If you’ve been reading me for a while, you should already know this. If you haven’t, you might want to know. I think it’s important that I say it once in a while: despite the fact that I’m a Christian and that my faith is very important to me, I don’t walk around with some notion that I have a corner of the market on all of life’s answers or that I’m somehow better than those who choose not to believe in God.
It’s equally important that I occasionally point out this: I don’t think that people who dislike religion are somehow bad people. There are phenomenal people who do more for their fellow man than some Christians yet these non-believers have never even set foot inside a church. It would be silly for anyone to pretend otherwise.
Being mean-spirited towards others doesn’t make you a bad person, either. It just makes you look like one.
I mention all of this to reference an interesting exchange with an anti-religious parent, the kind who seems to enjoy taking verbal aim at organized religion. Given how wrong Christians sometimes get Christianity, I completely understand why some people feel negative things about religion itself. They’ve been hurt. They’ve been disappointed. They’ve been mistreated. Ironically, some of that pain they’ve experience came at the hand of believers who thought they were doing the right thing but couldn’t see how hurtful they actually were.
But like many other anti-religious parents I’ve heard make such a proclamation, this one added that while he didn’t think parents should shove religion down their children’s throats, he intends to let his children form their own beliefs.
Any parent who honestly believes he or she is maintaining the kind of neutrality necessary to truly allow their children to form their own beliefs when the parents in question openly take pot-shots at religion among people they don’t even know has either forgotten what it’s like to be a kid or is just living in complete denial.
Most of us remember back to our own childhood: most of us can, if we take even only a couple of minutes, to come up with examples of things our parents were sure they’d kept secret from us that we knew long before they realized it. Most of us, I suspect, can also come up with ways our parents influenced us in ways they didn’t mean to. Some of those influences, if we’re lucky, were good. Some of them, if we’re honest, weren’t.

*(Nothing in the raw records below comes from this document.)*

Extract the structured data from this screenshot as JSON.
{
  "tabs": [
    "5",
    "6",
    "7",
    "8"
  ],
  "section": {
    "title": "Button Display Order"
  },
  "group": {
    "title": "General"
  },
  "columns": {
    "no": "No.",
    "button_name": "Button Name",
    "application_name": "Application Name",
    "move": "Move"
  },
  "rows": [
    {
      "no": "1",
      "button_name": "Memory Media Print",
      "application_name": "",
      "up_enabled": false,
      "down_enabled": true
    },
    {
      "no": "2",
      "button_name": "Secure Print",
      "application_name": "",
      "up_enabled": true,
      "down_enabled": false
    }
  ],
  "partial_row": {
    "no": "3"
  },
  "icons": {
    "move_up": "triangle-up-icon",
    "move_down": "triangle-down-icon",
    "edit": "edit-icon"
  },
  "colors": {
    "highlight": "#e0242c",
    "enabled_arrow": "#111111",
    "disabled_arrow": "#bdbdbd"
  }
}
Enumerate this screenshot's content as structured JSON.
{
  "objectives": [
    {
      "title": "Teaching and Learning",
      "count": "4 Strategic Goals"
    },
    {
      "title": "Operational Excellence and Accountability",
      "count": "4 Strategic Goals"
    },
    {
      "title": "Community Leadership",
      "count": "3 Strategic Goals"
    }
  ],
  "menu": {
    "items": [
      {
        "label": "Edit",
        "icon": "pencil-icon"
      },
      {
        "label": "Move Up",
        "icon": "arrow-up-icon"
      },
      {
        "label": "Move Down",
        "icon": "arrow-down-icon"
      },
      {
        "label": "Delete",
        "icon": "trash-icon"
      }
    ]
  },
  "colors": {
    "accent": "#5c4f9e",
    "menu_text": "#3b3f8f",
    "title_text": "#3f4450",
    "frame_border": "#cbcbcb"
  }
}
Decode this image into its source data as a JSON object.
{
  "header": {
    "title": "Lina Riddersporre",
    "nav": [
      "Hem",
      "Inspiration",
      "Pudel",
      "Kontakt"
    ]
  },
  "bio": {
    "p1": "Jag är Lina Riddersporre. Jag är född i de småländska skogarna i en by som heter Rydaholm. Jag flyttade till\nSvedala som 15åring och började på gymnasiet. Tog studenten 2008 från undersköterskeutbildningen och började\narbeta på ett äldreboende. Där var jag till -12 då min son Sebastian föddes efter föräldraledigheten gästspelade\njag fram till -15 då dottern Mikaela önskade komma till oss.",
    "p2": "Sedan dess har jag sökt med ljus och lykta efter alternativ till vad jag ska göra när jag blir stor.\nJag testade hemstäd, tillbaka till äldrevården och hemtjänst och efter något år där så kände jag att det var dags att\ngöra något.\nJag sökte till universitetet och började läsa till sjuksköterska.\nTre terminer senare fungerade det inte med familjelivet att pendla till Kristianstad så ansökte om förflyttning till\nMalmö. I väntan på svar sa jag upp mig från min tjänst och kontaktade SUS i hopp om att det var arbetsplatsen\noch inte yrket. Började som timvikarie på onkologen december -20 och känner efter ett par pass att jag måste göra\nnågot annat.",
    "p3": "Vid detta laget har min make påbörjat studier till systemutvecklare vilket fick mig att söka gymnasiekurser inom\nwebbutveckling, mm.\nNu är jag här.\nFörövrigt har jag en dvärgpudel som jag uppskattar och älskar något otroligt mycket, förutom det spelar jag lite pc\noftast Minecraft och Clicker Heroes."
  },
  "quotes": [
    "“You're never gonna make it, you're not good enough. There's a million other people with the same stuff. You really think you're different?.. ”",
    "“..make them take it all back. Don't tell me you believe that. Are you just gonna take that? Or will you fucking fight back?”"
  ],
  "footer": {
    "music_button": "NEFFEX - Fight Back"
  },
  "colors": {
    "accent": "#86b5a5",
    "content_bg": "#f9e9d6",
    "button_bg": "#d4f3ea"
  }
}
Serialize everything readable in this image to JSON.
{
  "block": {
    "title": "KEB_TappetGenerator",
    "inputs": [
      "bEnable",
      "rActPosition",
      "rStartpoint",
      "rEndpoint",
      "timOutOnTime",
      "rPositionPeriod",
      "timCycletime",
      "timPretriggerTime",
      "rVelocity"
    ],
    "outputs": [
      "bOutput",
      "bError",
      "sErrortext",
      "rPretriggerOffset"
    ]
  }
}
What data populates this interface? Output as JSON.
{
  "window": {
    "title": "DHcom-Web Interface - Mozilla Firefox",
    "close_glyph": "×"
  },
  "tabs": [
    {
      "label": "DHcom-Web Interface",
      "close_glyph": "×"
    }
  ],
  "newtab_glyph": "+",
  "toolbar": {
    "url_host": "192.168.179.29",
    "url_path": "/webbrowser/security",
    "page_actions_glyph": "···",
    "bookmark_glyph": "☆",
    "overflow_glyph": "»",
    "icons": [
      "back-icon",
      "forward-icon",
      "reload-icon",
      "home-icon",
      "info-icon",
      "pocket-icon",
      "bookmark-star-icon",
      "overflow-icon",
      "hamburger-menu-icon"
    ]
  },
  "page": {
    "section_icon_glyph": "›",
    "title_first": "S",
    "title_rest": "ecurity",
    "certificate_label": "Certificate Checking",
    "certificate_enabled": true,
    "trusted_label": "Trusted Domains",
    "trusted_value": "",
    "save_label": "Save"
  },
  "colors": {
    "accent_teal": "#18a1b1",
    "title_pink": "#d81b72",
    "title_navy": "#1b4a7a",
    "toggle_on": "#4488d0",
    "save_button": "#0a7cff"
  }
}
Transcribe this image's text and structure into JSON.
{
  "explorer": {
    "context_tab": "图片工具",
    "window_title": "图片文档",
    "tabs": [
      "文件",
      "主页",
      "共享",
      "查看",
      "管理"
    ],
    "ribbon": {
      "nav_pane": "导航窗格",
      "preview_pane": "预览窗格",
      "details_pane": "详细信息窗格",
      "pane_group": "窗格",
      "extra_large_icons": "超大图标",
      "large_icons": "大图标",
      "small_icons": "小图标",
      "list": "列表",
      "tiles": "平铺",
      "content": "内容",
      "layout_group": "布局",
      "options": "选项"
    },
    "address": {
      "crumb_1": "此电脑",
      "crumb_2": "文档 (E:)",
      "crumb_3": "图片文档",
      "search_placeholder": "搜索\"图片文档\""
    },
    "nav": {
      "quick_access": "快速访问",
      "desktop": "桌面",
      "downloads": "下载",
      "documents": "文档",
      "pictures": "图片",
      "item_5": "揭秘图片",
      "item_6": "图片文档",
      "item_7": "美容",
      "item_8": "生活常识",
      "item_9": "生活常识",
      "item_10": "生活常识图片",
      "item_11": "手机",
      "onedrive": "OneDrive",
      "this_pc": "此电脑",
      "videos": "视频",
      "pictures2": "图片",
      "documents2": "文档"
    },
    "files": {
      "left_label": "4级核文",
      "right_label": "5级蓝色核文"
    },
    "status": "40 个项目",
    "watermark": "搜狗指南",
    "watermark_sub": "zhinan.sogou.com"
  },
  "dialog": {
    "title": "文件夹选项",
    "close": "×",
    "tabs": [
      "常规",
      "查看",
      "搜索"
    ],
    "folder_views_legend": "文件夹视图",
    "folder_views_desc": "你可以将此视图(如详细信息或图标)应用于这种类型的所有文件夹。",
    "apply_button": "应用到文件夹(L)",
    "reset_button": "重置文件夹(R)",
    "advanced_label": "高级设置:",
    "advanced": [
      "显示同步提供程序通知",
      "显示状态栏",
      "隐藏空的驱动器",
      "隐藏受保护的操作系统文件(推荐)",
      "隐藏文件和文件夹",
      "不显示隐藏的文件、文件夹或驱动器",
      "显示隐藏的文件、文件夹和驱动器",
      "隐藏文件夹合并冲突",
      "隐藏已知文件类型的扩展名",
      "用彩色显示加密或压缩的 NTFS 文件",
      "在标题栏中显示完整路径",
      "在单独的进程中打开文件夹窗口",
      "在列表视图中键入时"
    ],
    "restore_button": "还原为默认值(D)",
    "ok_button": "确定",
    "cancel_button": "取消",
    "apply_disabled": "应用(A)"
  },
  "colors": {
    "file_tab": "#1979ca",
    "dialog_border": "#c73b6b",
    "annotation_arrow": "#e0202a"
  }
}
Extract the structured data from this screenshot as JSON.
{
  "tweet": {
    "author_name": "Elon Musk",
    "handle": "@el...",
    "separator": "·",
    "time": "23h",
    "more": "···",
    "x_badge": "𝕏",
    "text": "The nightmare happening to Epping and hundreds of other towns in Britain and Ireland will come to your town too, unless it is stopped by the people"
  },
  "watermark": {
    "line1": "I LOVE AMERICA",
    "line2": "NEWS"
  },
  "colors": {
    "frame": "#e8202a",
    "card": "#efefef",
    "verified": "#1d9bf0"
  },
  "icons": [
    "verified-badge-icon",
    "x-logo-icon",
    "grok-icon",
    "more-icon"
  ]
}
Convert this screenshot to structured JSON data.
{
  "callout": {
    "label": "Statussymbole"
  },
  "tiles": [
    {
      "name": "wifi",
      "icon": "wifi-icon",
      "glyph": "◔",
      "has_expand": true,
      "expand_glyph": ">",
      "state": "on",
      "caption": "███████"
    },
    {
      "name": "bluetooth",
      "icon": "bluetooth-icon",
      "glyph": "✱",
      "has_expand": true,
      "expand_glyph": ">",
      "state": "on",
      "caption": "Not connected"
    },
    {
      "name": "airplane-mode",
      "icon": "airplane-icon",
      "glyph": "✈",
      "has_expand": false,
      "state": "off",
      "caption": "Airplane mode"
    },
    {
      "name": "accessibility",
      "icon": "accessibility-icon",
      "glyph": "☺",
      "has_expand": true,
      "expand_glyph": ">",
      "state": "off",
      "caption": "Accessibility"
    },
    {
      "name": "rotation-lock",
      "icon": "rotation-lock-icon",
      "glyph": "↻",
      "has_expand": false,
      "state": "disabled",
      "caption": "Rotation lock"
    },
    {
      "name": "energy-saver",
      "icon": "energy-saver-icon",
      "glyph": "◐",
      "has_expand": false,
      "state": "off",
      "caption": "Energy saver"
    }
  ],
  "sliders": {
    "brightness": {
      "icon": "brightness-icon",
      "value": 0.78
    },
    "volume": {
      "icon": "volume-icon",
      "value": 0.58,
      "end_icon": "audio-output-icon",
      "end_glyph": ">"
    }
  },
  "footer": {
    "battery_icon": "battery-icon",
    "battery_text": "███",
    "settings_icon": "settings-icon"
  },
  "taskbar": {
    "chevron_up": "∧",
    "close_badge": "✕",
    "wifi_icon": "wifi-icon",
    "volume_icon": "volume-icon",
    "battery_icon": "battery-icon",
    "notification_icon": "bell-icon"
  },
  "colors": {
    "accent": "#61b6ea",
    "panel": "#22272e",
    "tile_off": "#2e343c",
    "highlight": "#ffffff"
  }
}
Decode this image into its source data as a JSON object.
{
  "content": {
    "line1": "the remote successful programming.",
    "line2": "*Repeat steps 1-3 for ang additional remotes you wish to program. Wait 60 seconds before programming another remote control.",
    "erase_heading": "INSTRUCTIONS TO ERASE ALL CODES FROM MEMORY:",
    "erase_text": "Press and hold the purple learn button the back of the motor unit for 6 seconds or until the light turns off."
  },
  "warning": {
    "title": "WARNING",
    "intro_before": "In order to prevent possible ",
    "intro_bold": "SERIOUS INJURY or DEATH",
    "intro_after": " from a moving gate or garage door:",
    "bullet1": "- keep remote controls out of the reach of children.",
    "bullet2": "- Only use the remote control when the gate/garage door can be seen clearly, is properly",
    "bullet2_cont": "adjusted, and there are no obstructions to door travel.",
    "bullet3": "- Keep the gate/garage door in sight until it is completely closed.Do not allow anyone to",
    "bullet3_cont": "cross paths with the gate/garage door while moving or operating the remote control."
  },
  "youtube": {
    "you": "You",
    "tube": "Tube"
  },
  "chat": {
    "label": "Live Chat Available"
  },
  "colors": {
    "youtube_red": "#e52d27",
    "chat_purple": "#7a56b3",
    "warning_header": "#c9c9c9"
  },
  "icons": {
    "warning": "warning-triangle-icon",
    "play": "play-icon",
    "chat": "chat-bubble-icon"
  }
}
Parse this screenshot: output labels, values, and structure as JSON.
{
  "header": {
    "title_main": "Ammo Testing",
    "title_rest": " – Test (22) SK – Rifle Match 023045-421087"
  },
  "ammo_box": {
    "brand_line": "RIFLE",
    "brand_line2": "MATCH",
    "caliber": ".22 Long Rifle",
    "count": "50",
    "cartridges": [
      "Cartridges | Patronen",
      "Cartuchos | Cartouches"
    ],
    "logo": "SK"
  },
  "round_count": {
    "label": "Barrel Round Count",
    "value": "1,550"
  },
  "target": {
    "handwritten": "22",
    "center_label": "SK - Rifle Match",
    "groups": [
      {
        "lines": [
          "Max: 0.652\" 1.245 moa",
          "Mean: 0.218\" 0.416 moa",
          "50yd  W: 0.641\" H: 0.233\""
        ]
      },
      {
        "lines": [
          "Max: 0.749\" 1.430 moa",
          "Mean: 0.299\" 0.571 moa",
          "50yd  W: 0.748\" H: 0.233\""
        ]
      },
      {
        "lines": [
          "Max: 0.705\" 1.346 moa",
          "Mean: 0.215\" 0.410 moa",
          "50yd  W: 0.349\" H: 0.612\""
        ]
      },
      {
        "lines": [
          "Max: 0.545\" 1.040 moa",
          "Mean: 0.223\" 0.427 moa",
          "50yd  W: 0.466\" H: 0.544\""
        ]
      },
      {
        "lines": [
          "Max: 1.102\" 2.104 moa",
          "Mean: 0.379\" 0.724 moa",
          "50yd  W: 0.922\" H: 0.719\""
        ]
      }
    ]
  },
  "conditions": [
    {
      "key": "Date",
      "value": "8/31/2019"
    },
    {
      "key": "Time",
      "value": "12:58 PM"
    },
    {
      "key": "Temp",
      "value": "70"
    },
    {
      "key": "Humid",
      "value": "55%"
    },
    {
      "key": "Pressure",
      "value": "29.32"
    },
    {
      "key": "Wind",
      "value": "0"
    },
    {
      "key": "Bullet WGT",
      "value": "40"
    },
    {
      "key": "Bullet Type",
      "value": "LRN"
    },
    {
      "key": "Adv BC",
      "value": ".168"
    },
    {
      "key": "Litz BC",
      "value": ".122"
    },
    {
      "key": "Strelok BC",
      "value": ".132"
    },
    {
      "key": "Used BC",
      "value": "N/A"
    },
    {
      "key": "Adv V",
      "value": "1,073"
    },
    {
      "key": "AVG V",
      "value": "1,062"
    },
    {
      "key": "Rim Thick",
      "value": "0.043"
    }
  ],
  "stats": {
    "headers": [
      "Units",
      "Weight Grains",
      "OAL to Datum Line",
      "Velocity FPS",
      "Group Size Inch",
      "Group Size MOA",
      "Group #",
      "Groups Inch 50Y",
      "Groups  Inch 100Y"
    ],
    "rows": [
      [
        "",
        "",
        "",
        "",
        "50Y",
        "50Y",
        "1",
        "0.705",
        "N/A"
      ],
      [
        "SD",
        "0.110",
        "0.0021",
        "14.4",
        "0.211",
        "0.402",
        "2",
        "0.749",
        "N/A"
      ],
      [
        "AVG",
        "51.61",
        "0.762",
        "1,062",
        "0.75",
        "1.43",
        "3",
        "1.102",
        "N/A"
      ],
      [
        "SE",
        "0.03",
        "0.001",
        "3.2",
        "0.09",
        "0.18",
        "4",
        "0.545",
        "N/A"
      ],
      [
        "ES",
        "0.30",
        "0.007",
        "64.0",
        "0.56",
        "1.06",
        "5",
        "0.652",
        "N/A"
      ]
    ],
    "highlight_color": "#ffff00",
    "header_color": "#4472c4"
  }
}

Children are smarter than they’re given credit for.
If you truly want to raise children to “make up their own mind” about what they choose to believe, common sense might suggest that you should check your negativity at the door. (Or, at the very least, temper it with a little balance.)
Otherwise, you run the risk of either keeping kids away from a belief system that might actually help them (regardless of how much it might have hurt you), or it forces them to consider keeping their beliefs from you out of shame.
Why would parents want to put that kind of block in front of their own children?